From his early works in Laurentian landscapes, he evolved into an abstract style influenced by his friends Alfred Pellan, Paul-Emile Borduas, and Goodridge Roberts. His manifesto, Prisme d'yeux, was published in 1948 with Pellan's support; it diverged from the influential Refus global, published around the same time.
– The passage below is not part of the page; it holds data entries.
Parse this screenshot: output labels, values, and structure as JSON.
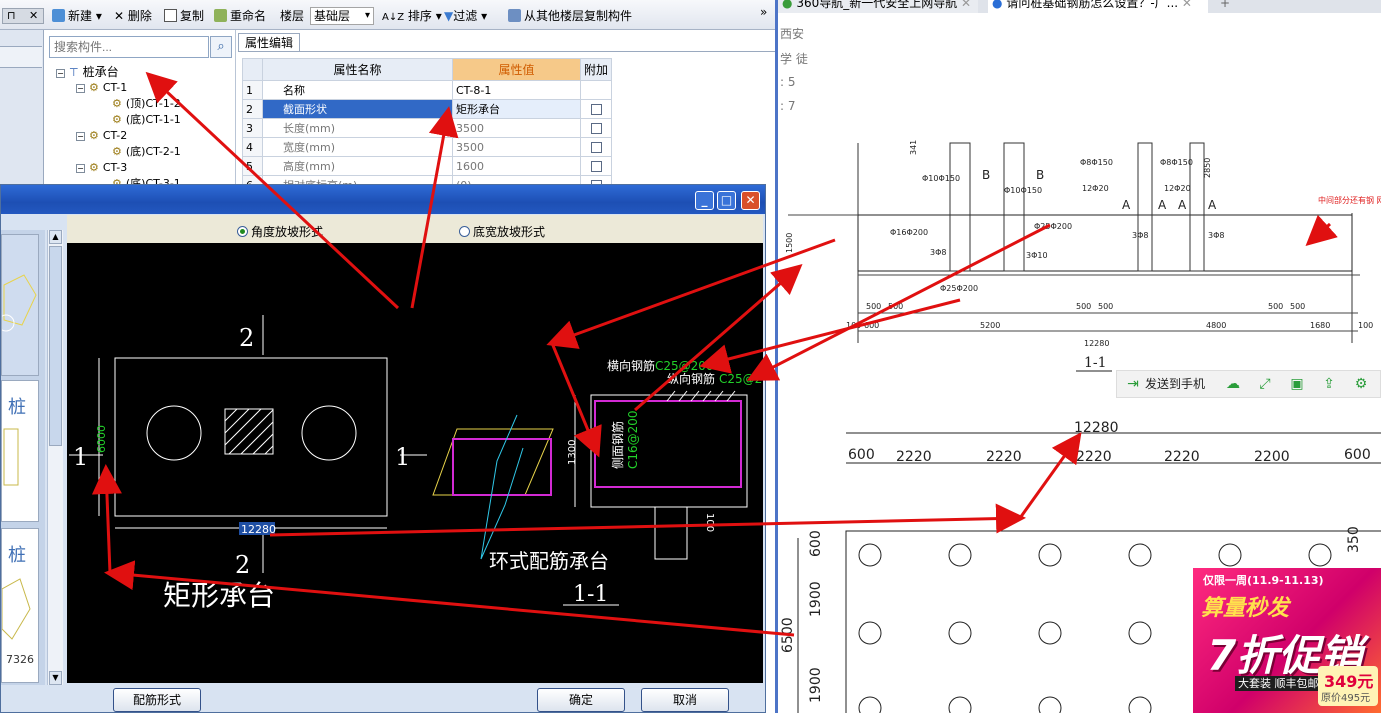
{
  "toolbar": {
    "new_label": "新建",
    "delete_label": "删除",
    "copy_label": "复制",
    "rename_label": "重命名",
    "floor_label": "楼层",
    "floor_value": "基础层",
    "sort_label": "排序",
    "filter_label": "过滤",
    "copy_from_floor_label": "从其他楼层复制构件",
    "overflow": "»"
  },
  "tree": {
    "search_placeholder": "搜索构件...",
    "items": [
      {
        "label": "桩承台",
        "level": 0
      },
      {
        "label": "CT-1",
        "level": 1
      },
      {
        "label": "(顶)CT-1-2",
        "level": 2
      },
      {
        "label": "(底)CT-1-1",
        "level": 2
      },
      {
        "label": "CT-2",
        "level": 1
      },
      {
        "label": "(底)CT-2-1",
        "level": 2
      },
      {
        "label": "CT-3",
        "level": 1
      },
      {
        "label": "(底)CT-3-1",
        "level": 2
      }
    ]
  },
  "property_panel": {
    "tab_label": "属性编辑",
    "headers": {
      "name": "属性名称",
      "value": "属性值",
      "extra": "附加"
    },
    "rows": [
      {
        "num": "1",
        "name": "名称",
        "value": "CT-8-1",
        "has_check": false
      },
      {
        "num": "2",
        "name": "截面形状",
        "value": "矩形承台",
        "has_check": true
      },
      {
        "num": "3",
        "name": "长度(mm)",
        "value": "3500",
        "has_check": true
      },
      {
        "num": "4",
        "name": "宽度(mm)",
        "value": "3500",
        "has_check": true
      },
      {
        "num": "5",
        "name": "高度(mm)",
        "value": "1600",
        "has_check": true
      },
      {
        "num": "6",
        "name": "相对底标高(m)",
        "value": "(0)",
        "has_check": true
      }
    ]
  },
  "dialog": {
    "radio_angle": "角度放坡形式",
    "radio_width": "底宽放坡形式",
    "rebar_form_button": "配筋形式",
    "ok_button": "确定",
    "cancel_button": "取消",
    "thumb_labels": [
      "桩",
      "桩"
    ],
    "thumb_number": "7326",
    "drawing": {
      "section_mark_top": "2",
      "section_mark_bottom": "2",
      "section_mark_left": "1",
      "section_mark_right": "1",
      "dim_height": "6000",
      "dim_length": "12280",
      "caption_left": "矩形承台",
      "caption_right": "环式配筋承台",
      "caption_section": "1-1",
      "rebar_transverse": "横向钢筋",
      "rebar_transverse_spec": "C25@200",
      "rebar_longitudinal": "纵向钢筋",
      "rebar_longitudinal_spec": "C25@20",
      "rebar_side": "侧面钢筋",
      "rebar_side_spec": "C16@200",
      "dim_section_height": "1300",
      "dim_bottom": "100"
    }
  },
  "browser": {
    "tabs": [
      {
        "title": "360导航_新一代安全上网导航",
        "active": false
      },
      {
        "title": "请问桩基础钢筋怎么设置？-广...",
        "active": true
      }
    ],
    "new_tab": "+",
    "side_text": [
      "西安",
      "学 徒",
      ": 5",
      ": 7"
    ],
    "drawing1": {
      "labels": [
        "Φ10Φ150",
        "Φ10Φ150",
        "Φ8Φ150",
        "Φ8Φ150",
        "12Φ20",
        "12Φ20",
        "Φ16Φ200",
        "Φ25Φ200",
        "Φ25Φ200",
        "3Φ8",
        "3Φ8",
        "3Φ8",
        "3Φ10"
      ],
      "dims": [
        "500",
        "500",
        "500",
        "500",
        "500",
        "500",
        "600",
        "5200",
        "4800",
        "1680",
        "100",
        "100",
        "1500",
        "2850",
        "341"
      ],
      "total": "12280",
      "section": "1-1",
      "marks": [
        "B",
        "B",
        "A",
        "A",
        "A",
        "A"
      ],
      "note_red": "中间部分还有钢\n网，应该何设置"
    },
    "send_bar": {
      "send_label": "发送到手机"
    },
    "drawing2": {
      "total": "12280",
      "spans": [
        "600",
        "2220",
        "2220",
        "2220",
        "2220",
        "2200",
        "600"
      ],
      "vdims": [
        "600",
        "1900",
        "1900",
        "6500",
        "350"
      ]
    },
    "ad": {
      "line1": "仅限一周(11.9-11.13)",
      "line2": "算量秒发",
      "line3": "7折促销",
      "tag": "大套装\n顺丰包邮",
      "price": "349元",
      "orig_price": "原价495元"
    }
  }
}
His stylistic development is perhaps best explained by the brief summary of the Vancouver Art Gallery catalogue for his retrospective exhibition in January, 1966, as follows: first his figure studies were influenced by Picasso and his landscapes by Goodridge Roberts (1940-45); then he worked directly from nature and abstracted plastic intensity from the physical universe (1945-6); next he concentrated on still life themes and figure studies under the influence of Picasso and Matisse (1946-50); by this time he felt too strongly influenced by Picasso and Matisse and stopped painting in 1950 almost completely until 1955 with the exception of a dozen or so canvases; then he was very prolific and developed expansive, spidery landscapes (one was exhibited at the 1958 Venice Biennial) 1955-59; then he reduced his landscapes to simple planes of sky, and earth, against which he superimposed calligraphic trees smaller and more distant in setting (1958-9); by the end of 1959 he had simplified his landscapes further by using a squeegee, which allowed further abstraction and reduction of his planular structure; a new phase of his work began when he started pressing paper onto the painted surface and lifting it off to achieve an impersonal pulled effect in 1962. He continued to develop new methods and to work with new materials. He sometimes spent six months on the one canvas, painting in the mornings and teaching in the afternoons.

He was the Canadian delegate to a UNESCO conference in Florence in 1950. He taught at the Ecole des Beaux-Arts, and at UQAM after the Ecole became part of it, from 1969 to 1982. He was awarded a medal by the Canada Council in 1968, became an Officer of the Order of Canada in 1979), won the Societe Saint-Jean-Baptiste Philippe-Hebert medal in 1980, and was made an Officer of the Ordre du Quebec in 1993. He has received honorary degrees from McGill and Concordia universities, and is a professor emeritus of UQAM.

After 1981, he moved away from the art world to undertake the study of insects, a childhood interest, and published a book, “Les insectes: monstres ou splendeurs cachees”, in 2002; it won the Prix Marcel-Couture. He lived at St. Lambert, Quebec, near Montreal.

Sources: "A Dictionary of Canadian Artists, Volume I: A-F", compiled by Colin S. MacDonald, Canadian Paperbacks Publishing Ltd, Ottawa, 1977;